Sukuk issues volumes will reach $50 billion to $55 billion in 2016, according to Standard & Poor’s estimates.
“We estimate Islamic finance assets were worth about $2.1 trillion at year-end 2015, compared with more than $7 trillion of cumulative GDP of the economies of the OIC countries at the same date,” the rating agency said in a report on Monday.
It said that Islamic finance could contribute to meeting some of the sustainable development goals adopted by the UN General Assembly under its 2030 agenda.
Agreed on in September 2015, the UN General Assembly set 17 sustainable development goals or SDGs, and 169 measurable targets centered on five pillars: people, planet, prosperity, peace, and partnership. The UN has stressed that striving for sustainable development will require a revitalized global partnership between all stakeholders.

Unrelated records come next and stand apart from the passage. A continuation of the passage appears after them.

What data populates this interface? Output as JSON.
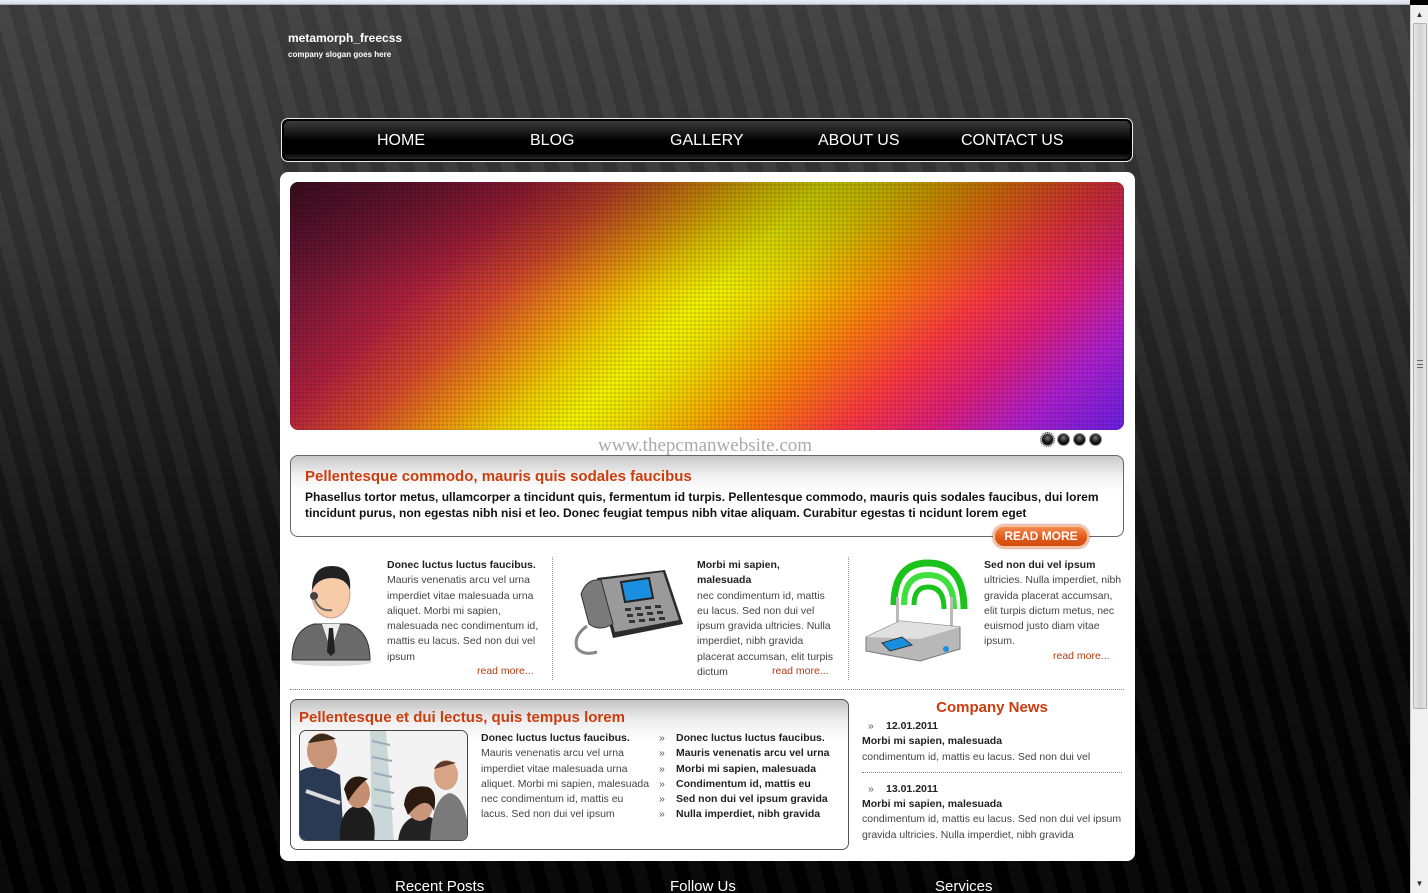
{
  "site": {
    "title": "metamorph_freecss",
    "slogan": "company slogan goes here"
  },
  "nav": {
    "items": [
      {
        "label": "HOME"
      },
      {
        "label": "BLOG"
      },
      {
        "label": "GALLERY"
      },
      {
        "label": "ABOUT US"
      },
      {
        "label": "CONTACT US"
      }
    ]
  },
  "banner": {
    "watermark": "www.thepcmanwebsite.com",
    "slide_count": 4,
    "active_slide": 1
  },
  "feature": {
    "title": "Pellentesque commodo, mauris quis sodales faucibus",
    "text": "Phasellus tortor metus, ullamcorper a tincidunt quis, fermentum id turpis. Pellentesque commodo, mauris quis sodales faucibus, dui lorem tincidunt purus, non egestas nibh nisi et leo. Donec feugiat tempus nibh vitae aliquam. Curabitur egestas ti ncidunt lorem eget",
    "button": "READ MORE"
  },
  "columns": [
    {
      "icon": "support-agent-icon",
      "heading": "Donec luctus luctus faucibus.",
      "text": "Mauris venenatis arcu vel urna imperdiet vitae malesuada urna aliquet. Morbi mi sapien, malesuada nec condimentum id, mattis eu lacus. Sed non dui vel ipsum",
      "more": "read more..."
    },
    {
      "icon": "desk-phone-icon",
      "heading": "Morbi mi sapien, malesuada",
      "text": "nec condimentum id, mattis eu lacus. Sed non dui vel ipsum gravida ultricies. Nulla imperdiet, nibh gravida placerat accumsan, elit turpis dictum",
      "more": "read more..."
    },
    {
      "icon": "wifi-router-icon",
      "heading": "Sed non dui vel ipsum",
      "text": "ultricies. Nulla imperdiet, nibh gravida placerat accumsan, elit turpis dictum metus, nec euismod justo diam vitae ipsum.",
      "more": "read more..."
    }
  ],
  "section2": {
    "title": "Pellentesque et dui lectus, quis tempus lorem",
    "heading": "Donec luctus luctus faucibus.",
    "text": "Mauris venenatis arcu vel urna imperdiet vitae malesuada urna aliquet. Morbi mi sapien, malesuada nec condimentum id, mattis eu lacus. Sed non dui vel ipsum",
    "list": [
      "Donec luctus luctus faucibus.",
      "Mauris venenatis arcu vel urna",
      "Morbi mi sapien, malesuada",
      "Condimentum id, mattis eu",
      "Sed non dui vel ipsum gravida",
      "Nulla imperdiet, nibh gravida"
    ],
    "bullet": "»"
  },
  "news": {
    "title": "Company News",
    "items": [
      {
        "date": "12.01.2011",
        "heading": "Morbi mi sapien, malesuada",
        "text": "condimentum id, mattis eu lacus. Sed non dui vel"
      },
      {
        "date": "13.01.2011",
        "heading": "Morbi mi sapien, malesuada",
        "text": "condimentum id, mattis eu lacus. Sed non dui vel ipsum gravida ultricies. Nulla imperdiet, nibh gravida"
      }
    ]
  },
  "footer": {
    "headings": [
      "Recent Posts",
      "Follow Us",
      "Services"
    ]
  },
  "colors": {
    "accent": "#cc3c0c",
    "button": "#e05818",
    "link": "#b23a10"
  }
}
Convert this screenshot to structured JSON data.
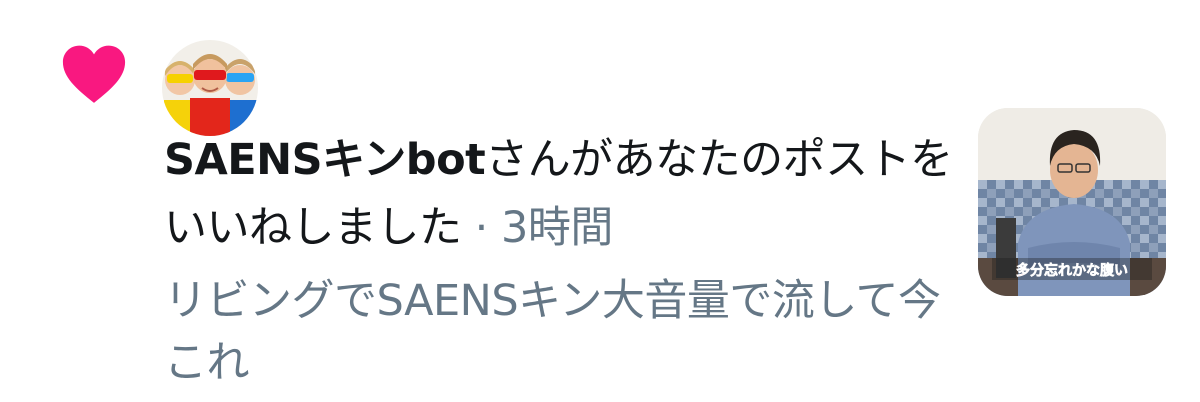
{
  "notification": {
    "user_name": "SAENSキンbot",
    "action_text": "さんがあなたのポストをいいねしました",
    "separator": "·",
    "time_ago": "3時間",
    "tweet_text": "リビングでSAENSキン大音量で流して今これ",
    "thumbnail_caption": "多分忘れかな腹い"
  },
  "colors": {
    "heart": "#f91880",
    "primary_text": "#14171a",
    "secondary_text": "#657786"
  },
  "icons": {
    "like": "heart-icon"
  }
}
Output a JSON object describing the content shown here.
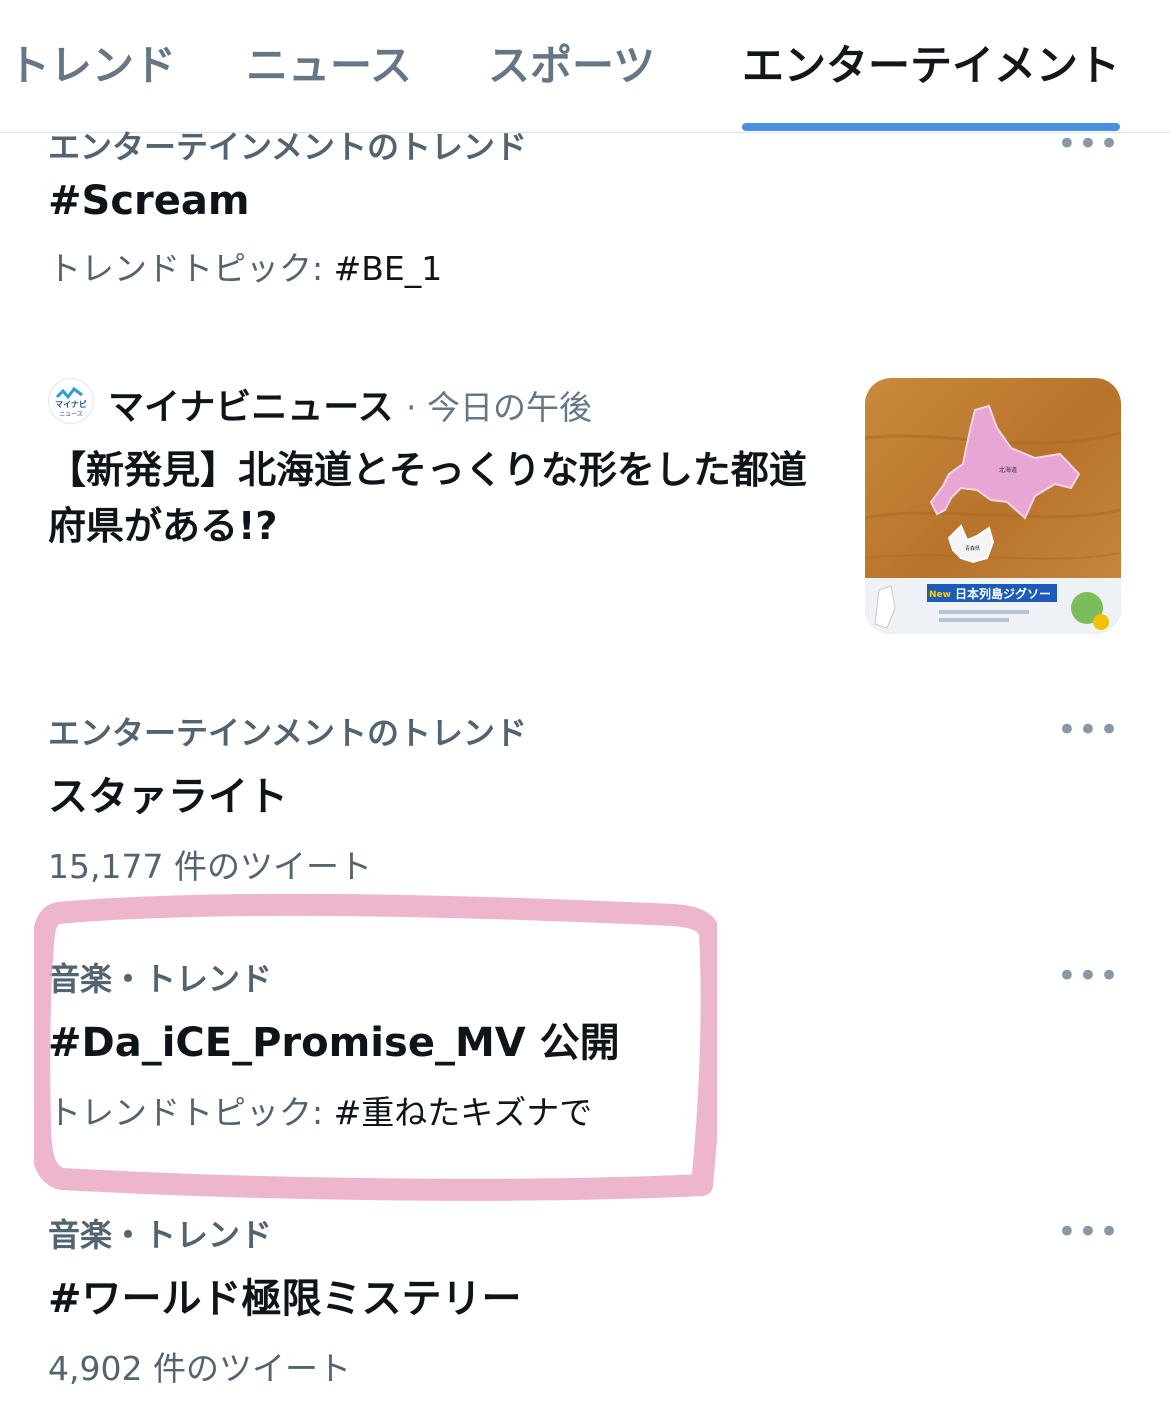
{
  "colors": {
    "accent": "#4a90e2",
    "muted": "#536471",
    "text": "#0f1419",
    "highlight_marker": "#eaa9c4"
  },
  "tabs": [
    {
      "label": "トレンド"
    },
    {
      "label": "ニュース"
    },
    {
      "label": "スポーツ"
    },
    {
      "label": "エンターテイメント"
    }
  ],
  "trends": [
    {
      "category": "エンターテインメントのトレンド",
      "title": "#Scream",
      "subtitle_prefix": "トレンドトピック: ",
      "subtitle_topic": "#BE_1"
    },
    {
      "category": "エンターテインメントのトレンド",
      "title": "スタァライト",
      "subtitle": "15,177 件のツイート"
    },
    {
      "category": "音楽・トレンド",
      "title": "#Da_iCE_Promise_MV 公開",
      "subtitle_prefix": "トレンドトピック: ",
      "subtitle_topic": "#重ねたキズナで"
    },
    {
      "category": "音楽・トレンド",
      "title": "#ワールド極限ミステリー",
      "subtitle": "4,902 件のツイート"
    }
  ],
  "news": {
    "source": "マイナビニュース",
    "time": "· 今日の午後",
    "headline": "【新発見】北海道とそっくりな形をした都道府県がある!?",
    "logo_text": "マイナビ",
    "logo_sub": "ニュース",
    "thumb_banner": "日本列島ジグソー",
    "thumb_new": "New",
    "thumb_label_hokkaido": "北海道",
    "thumb_label_aomori": "青森県"
  },
  "more_glyph": "•••"
}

“Islamic finance could play a role – a modest one at least – in meeting some of the SDGs, particularly those that are in line with the core principles of Islamic finance,” said Mohamed Damak, Standard & Poor’s global head of Islamic finance.
Some Sukuk issues by global multilateral lending institutions over the past few years illustrate this point, although their overall amount remains small compared with multilateral lending institutions (MLIs) conventional debt issuance. “Still, Islamic finance will likely remain a moderate contributor due to the industry’s small size and the issues it has yet to resolve to unlock its global potential,” added Damak.
Assuming the industry continues its efforts to improve standardization and reduce the usual timeframe for issuing Sukuk, Islamic finance could attract new issuers such as MLIs or governments that might see the industry as a way to diversify their investors’ base and fund their SDG agendas.
Originally published on www.khaleejtimes.com